When I tell people I work as an illustrator I usually get three kinds of reaction.
- “Do you make comics?”
- “Ok, wow, you’re a disegnatrice” (I can’t find the perfect English translation of this word, it literally means “someone who draws”)
- “Graphics, right?”
None of these.
I used to get quite disappointed, at first. The fact that people didn’t know what my job was made me feel indignant – how could they don’t know? – and embarrassed at the same time because I, too, didn’t really know how to explain it. I would end up making examples, summarizing at the end with an inglorious “I draw things and get paid for it”. It took me more than two years to come up with a better – yet longer – explanation.

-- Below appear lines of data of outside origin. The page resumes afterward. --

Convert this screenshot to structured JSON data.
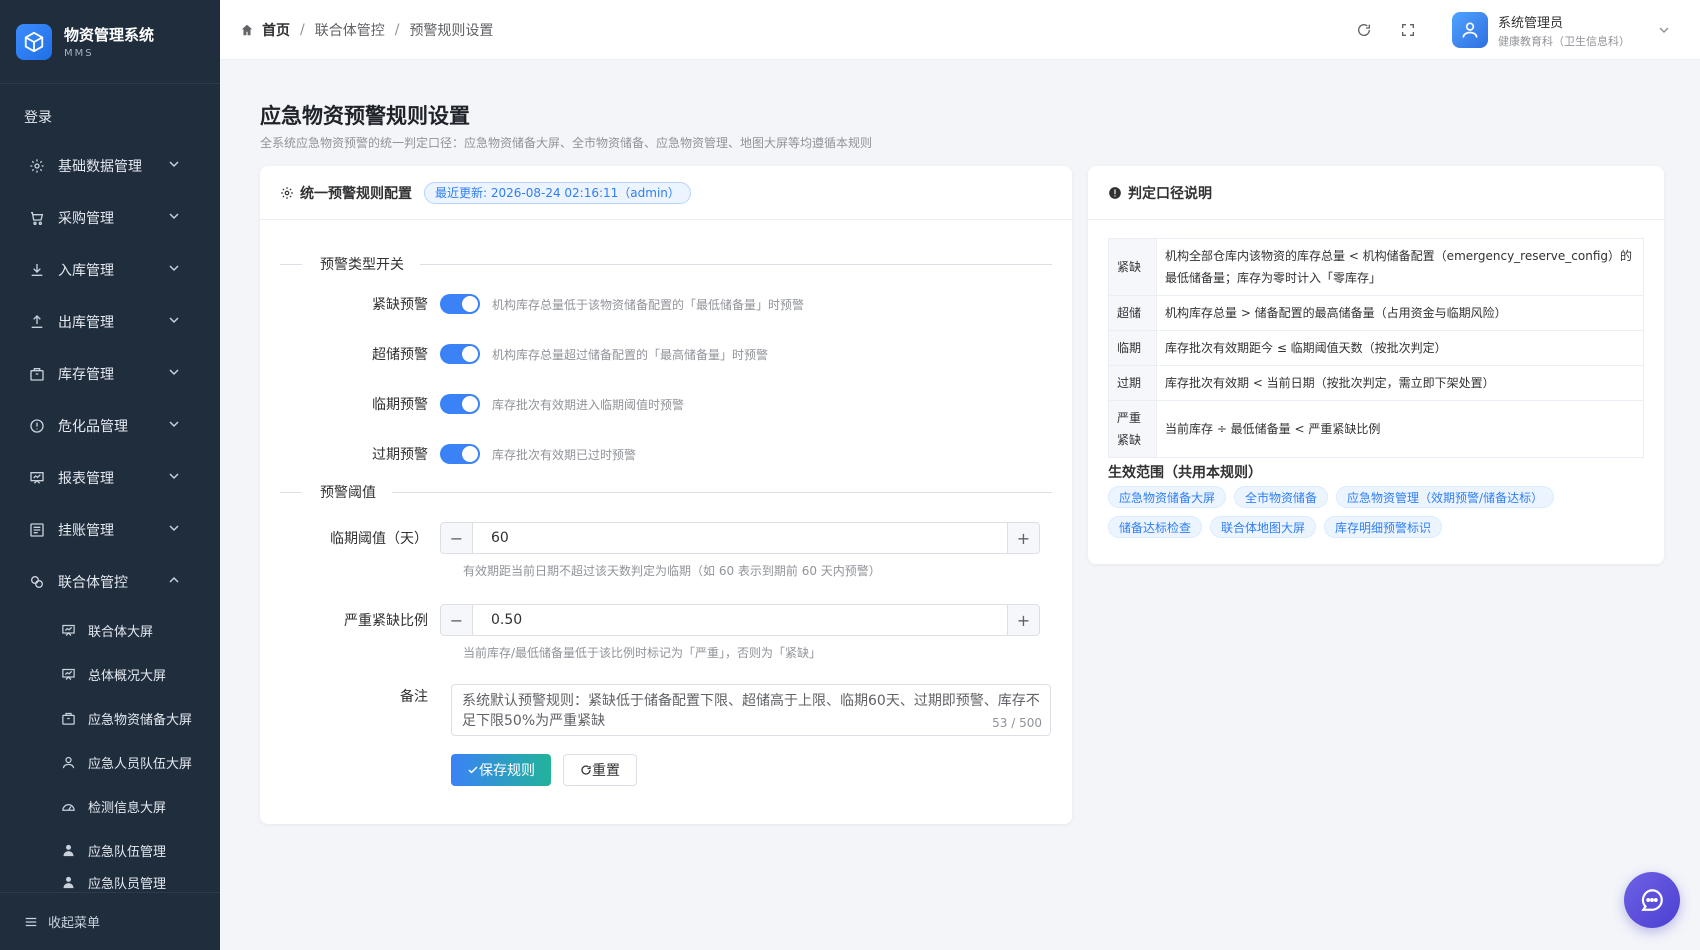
{
  "brand": {
    "title": "物资管理系统",
    "subtitle": "MMS"
  },
  "sidebar": {
    "top_label": "登录",
    "items": [
      {
        "label": "基础数据管理",
        "icon": "gear-icon"
      },
      {
        "label": "采购管理",
        "icon": "cart-icon"
      },
      {
        "label": "入库管理",
        "icon": "download-icon"
      },
      {
        "label": "出库管理",
        "icon": "upload-icon"
      },
      {
        "label": "库存管理",
        "icon": "box-icon"
      },
      {
        "label": "危化品管理",
        "icon": "warning-icon"
      },
      {
        "label": "报表管理",
        "icon": "report-icon"
      },
      {
        "label": "挂账管理",
        "icon": "ledger-icon"
      },
      {
        "label": "联合体管控",
        "icon": "link-icon"
      }
    ],
    "sub_items": [
      {
        "label": "联合体大屏",
        "icon": "screen-icon"
      },
      {
        "label": "总体概况大屏",
        "icon": "screen-icon"
      },
      {
        "label": "应急物资储备大屏",
        "icon": "box-icon"
      },
      {
        "label": "应急人员队伍大屏",
        "icon": "user-icon"
      },
      {
        "label": "检测信息大屏",
        "icon": "dashboard-icon"
      },
      {
        "label": "应急队伍管理",
        "icon": "person-icon"
      },
      {
        "label": "应急队员管理",
        "icon": "person-icon"
      }
    ],
    "collapse_label": "收起菜单"
  },
  "header": {
    "breadcrumb": [
      "首页",
      "联合体管控",
      "预警规则设置"
    ],
    "user_name": "系统管理员",
    "user_org": "健康教育科（卫生信息科）"
  },
  "page": {
    "title": "应急物资预警规则设置",
    "desc": "全系统应急物资预警的统一判定口径：应急物资储备大屏、全市物资储备、应急物资管理、地图大屏等均遵循本规则"
  },
  "config": {
    "card_title": "统一预警规则配置",
    "updated_badge": "最近更新: 2026-08-24 02:16:11（admin）",
    "section_switch": "预警类型开关",
    "switches": [
      {
        "label": "紧缺预警",
        "on": true,
        "desc": "机构库存总量低于该物资储备配置的「最低储备量」时预警"
      },
      {
        "label": "超储预警",
        "on": true,
        "desc": "机构库存总量超过储备配置的「最高储备量」时预警"
      },
      {
        "label": "临期预警",
        "on": true,
        "desc": "库存批次有效期进入临期阈值时预警"
      },
      {
        "label": "过期预警",
        "on": true,
        "desc": "库存批次有效期已过时预警"
      }
    ],
    "section_threshold": "预警阈值",
    "expiry": {
      "label": "临期阈值（天）",
      "value": "60",
      "hint": "有效期距当前日期不超过该天数判定为临期（如 60 表示到期前 60 天内预警）"
    },
    "ratio": {
      "label": "严重紧缺比例",
      "value": "0.50",
      "hint": "当前库存/最低储备量低于该比例时标记为「严重」，否则为「紧缺」"
    },
    "remark": {
      "label": "备注",
      "value": "系统默认预警规则：紧缺低于储备配置下限、超储高于上限、临期60天、过期即预警、库存不足下限50%为严重紧缺",
      "count": "53 / 500"
    },
    "save_label": "保存规则",
    "reset_label": "重置"
  },
  "explain": {
    "card_title": "判定口径说明",
    "rules": [
      {
        "key": "紧缺",
        "text": "机构全部仓库内该物资的库存总量 < 机构储备配置（emergency_reserve_config）的最低储备量；库存为零时计入「零库存」"
      },
      {
        "key": "超储",
        "text": "机构库存总量 > 储备配置的最高储备量（占用资金与临期风险）"
      },
      {
        "key": "临期",
        "text": "库存批次有效期距今 ≤ 临期阈值天数（按批次判定）"
      },
      {
        "key": "过期",
        "text": "库存批次有效期 < 当前日期（按批次判定，需立即下架处置）"
      },
      {
        "key": "严重紧缺",
        "text": "当前库存 ÷ 最低储备量 < 严重紧缺比例"
      }
    ],
    "scope_title": "生效范围（共用本规则）",
    "scope_tags": [
      "应急物资储备大屏",
      "全市物资储备",
      "应急物资管理（效期预警/储备达标）",
      "储备达标检查",
      "联合体地图大屏",
      "库存明细预警标识"
    ]
  },
  "colors": {
    "sidebar_bg": "#1f2d3d",
    "primary": "#3b82f6",
    "accent_green": "#22b39a"
  }
}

Certainly, I don’t do comics – I tried but it’s not for me, at least for now. I work with graphics sometimes but in a different – and most of the time messier – way than a classic graphic designer. If you come to me for a logo I will probably start drawing, using colored pencils, painting. And the result will have my own style. Am I “someone who draws” then? Yes, I am, but not just that.
I think – and here I would love to hear your opinion – an illustrator is a person who tells something with images using a unique style. It doesn’t matter whether it’s a drawing, a paper-cut, whether it’s a figurative or an abstract work. What matters is it says something and that everybody can understand it.

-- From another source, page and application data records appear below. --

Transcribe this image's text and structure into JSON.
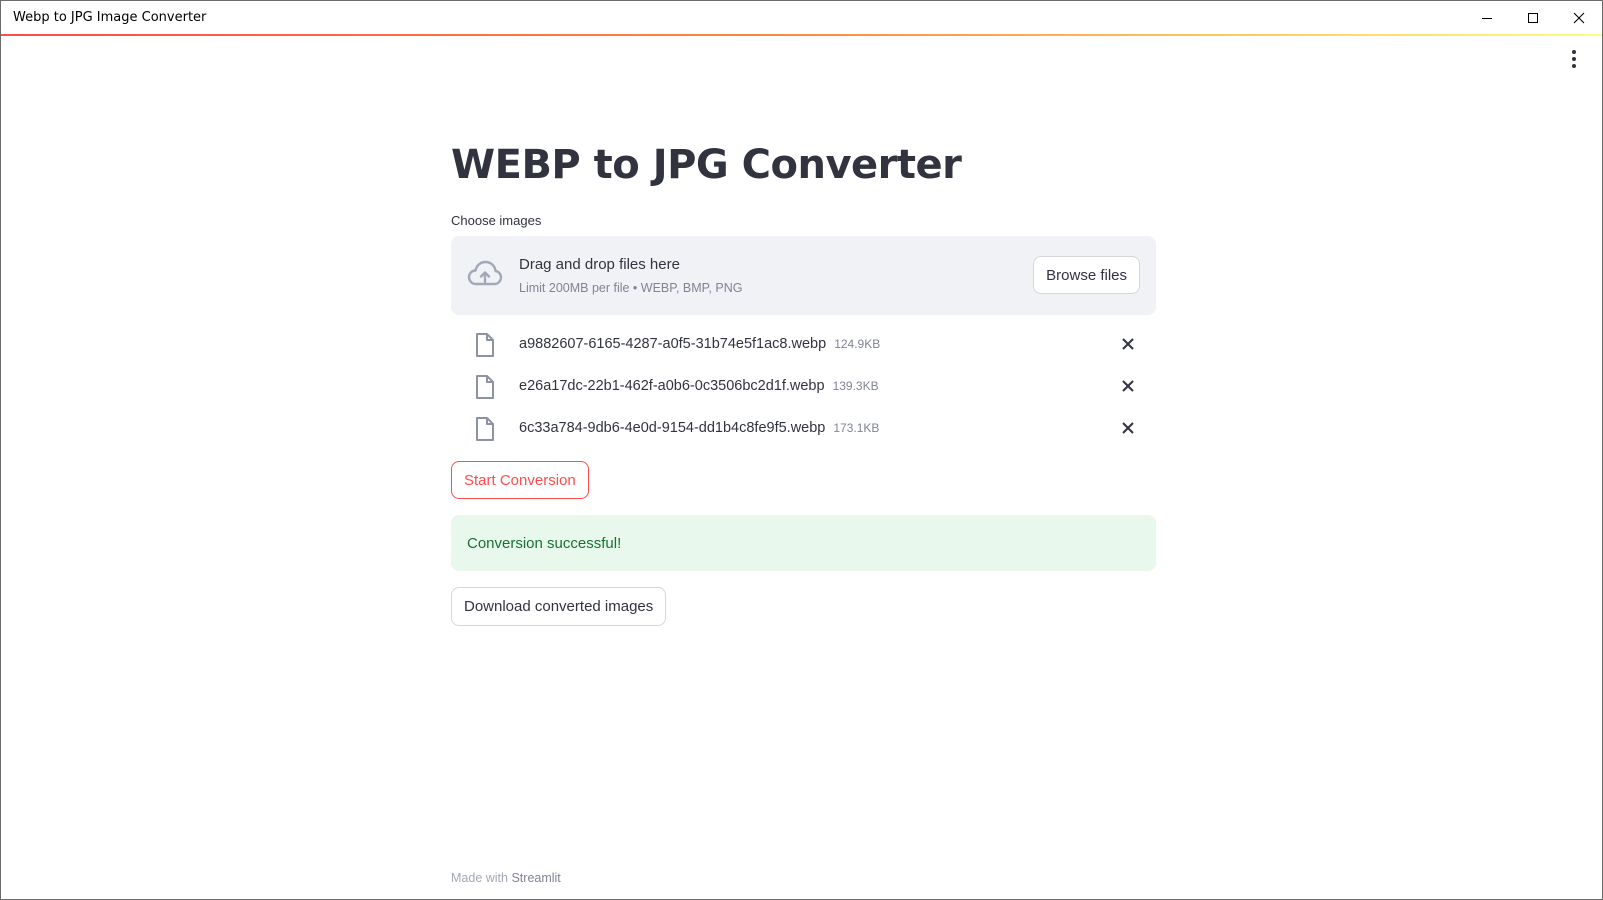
{
  "window": {
    "title": "Webp to JPG Image Converter"
  },
  "page": {
    "title": "WEBP to JPG Converter"
  },
  "uploader": {
    "label": "Choose images",
    "drag_text": "Drag and drop files here",
    "limit_text": "Limit 200MB per file • WEBP, BMP, PNG",
    "browse_label": "Browse files",
    "files": [
      {
        "name": "a9882607-6165-4287-a0f5-31b74e5f1ac8.webp",
        "size": "124.9KB"
      },
      {
        "name": "e26a17dc-22b1-462f-a0b6-0c3506bc2d1f.webp",
        "size": "139.3KB"
      },
      {
        "name": "6c33a784-9db6-4e0d-9154-dd1b4c8fe9f5.webp",
        "size": "173.1KB"
      }
    ]
  },
  "actions": {
    "start_label": "Start Conversion",
    "download_label": "Download converted images"
  },
  "alert": {
    "message": "Conversion successful!"
  },
  "footer": {
    "made_with": "Made with",
    "brand": "Streamlit"
  },
  "colors": {
    "primary": "#ff4b4b",
    "success_bg": "#e8f8ec",
    "success_text": "#177233",
    "dropzone_bg": "#f0f2f6"
  },
  "icons": {
    "upload": "cloud-upload-icon",
    "file": "file-icon",
    "remove": "close-icon",
    "menu": "kebab-menu-icon"
  }
}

Maybe you didn’t need this distinction in order to work well, but I did. I struggled so much and for such a long time to stop focusing on the technique – or the style – I was using rather than on what I wanted to say. I was so concentrated on making a “pretty drawing” that I almost lost track of what it really meant being an illustrator for me.
When four years ago I enrolled in an illustration school in Rome I felt partly the urge to learn how to express myself in a satisfying way – I was unhappy with my job as a journalist – and partly the will to develop my artistic skills – if I had any. I spent the following three years focusing on the latter goal, trying to make up all the technical skills as fastest as I could. It turned out it was impossible. I learned the basis, became good in what I liked most – pencils, graphite, botanical drawing – failed at a lot of other things. That’s why I say I’m not good at drawing. What I mean is I’m not “academically” good. But I understood, at last, that that doesn’t mean I can’t be an illustrator.
It’s now been some months I have allowed myself not to be technically great at everything. Admitting my limits has actually been the first step to enjoy what I’m doing and to focus on the other goal: expressing myself. As a student who’s always got top grades in every subject, it feels relieving to know I can live with my gaps. I start thinking they might transform into strengths. This is where I am at right now.
A few notes:
- the images of this post are from the book “Little Blue and Little Yellow” by Italian author Leo Lionni, in my opinion one of the best examples that illustrating doesn’t necessarily mean drawing (photos are mine);
- the first person I heard saying she transformed her limits into strength is Olimpia Zagnoli;
- speaking of unique style check Brian Rea‘s website, a hymn to non-academical drawing and joyful freedom of expression.